Many iterations of the city’s fire alarm followed. A steam whistle was installed at a laundry as a temporary fix followed by a heavier and larger bell. Complaints of it being hard to hear if people were inside buildings led to the next option: an electric siren of the “devil whistle” variety. The city adopted the practice of testing the siren every day at noon.

“It was important to be able to hear the whistle as that’s how they would rally all the volunteer firefighters who were butchers, bakers and other business owners,” says Superintendent of Public Works Dan Martin. “They would drop their aprons and go help put the fire out.”
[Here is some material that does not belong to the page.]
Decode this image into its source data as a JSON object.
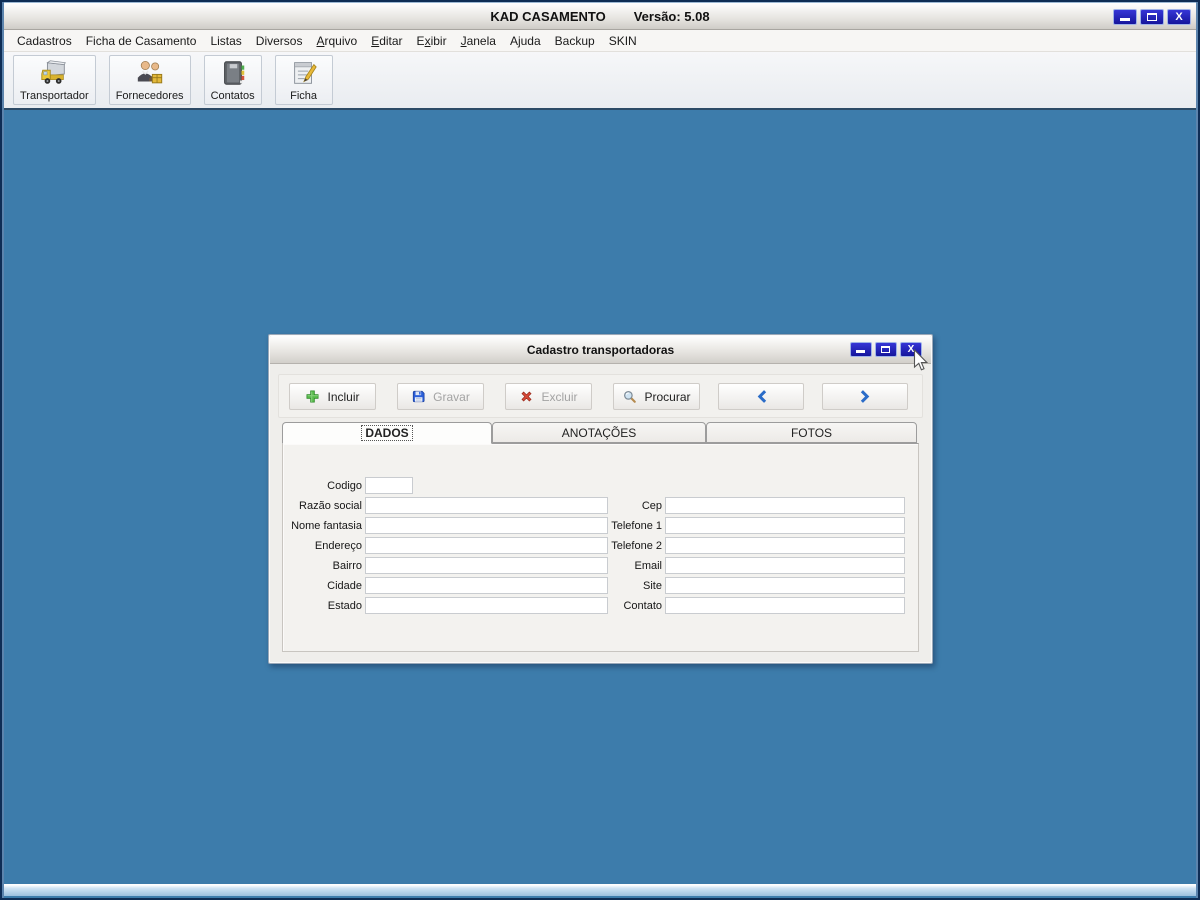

In the 1920s, the City Council assigned specific siren blast and fire bell alarm signals based on the area of the city where there was a fire. When fires were put out, the bell was tolled. Then, in 1928, the city purchased what was considered the “most approved and efficient alarm device on the market,” according to the Lake Forester. This device had a lower tone and was able to signal the exact section of town where the fire was.

Alas, the lower pitch was deemed unacceptable as residents couldn’t hear it easily. Back came a whistle with a higher pitch. By 1943, the fire department was still using three short blasts to call volunteer firemen to a fire. The siren also alerted people to air raids.

In 1997, the city mounted 12 sirens on telephone poles located strategically throughout the city to alert residents to weather emergencies, hazardous waste spills and other potential disasters. Each siren rotates in four directions and can be heard within a one-mile radius. These sirens are tested on the first Tuesday of every month at 10 a.m.

“The sirens are designed to be heard when people are outside,” says Fire Chief Peter Siebert. “We physically examine all sirens every month to make sure they are operational.”

In the late 1990s, the siren at City Hall ceased working. Martin recalls receiving calls from residents about the distress this caused them. “One couple told me they remembered to take their medicine when they heard the siren every day,” he said.

Former Mayor Morrison Waud and his wife, Anne, generously donated funds in 1998 to purchase the latest siren, a multi-tiered, speaker-type one that emits its whistle in four directions at once. “It’s not Lake Forest without the noon whistle,” asserts lifelong resident David Waud, the son of the donors. “You didn’t mess with that bell as a kid. It was almost sacred.”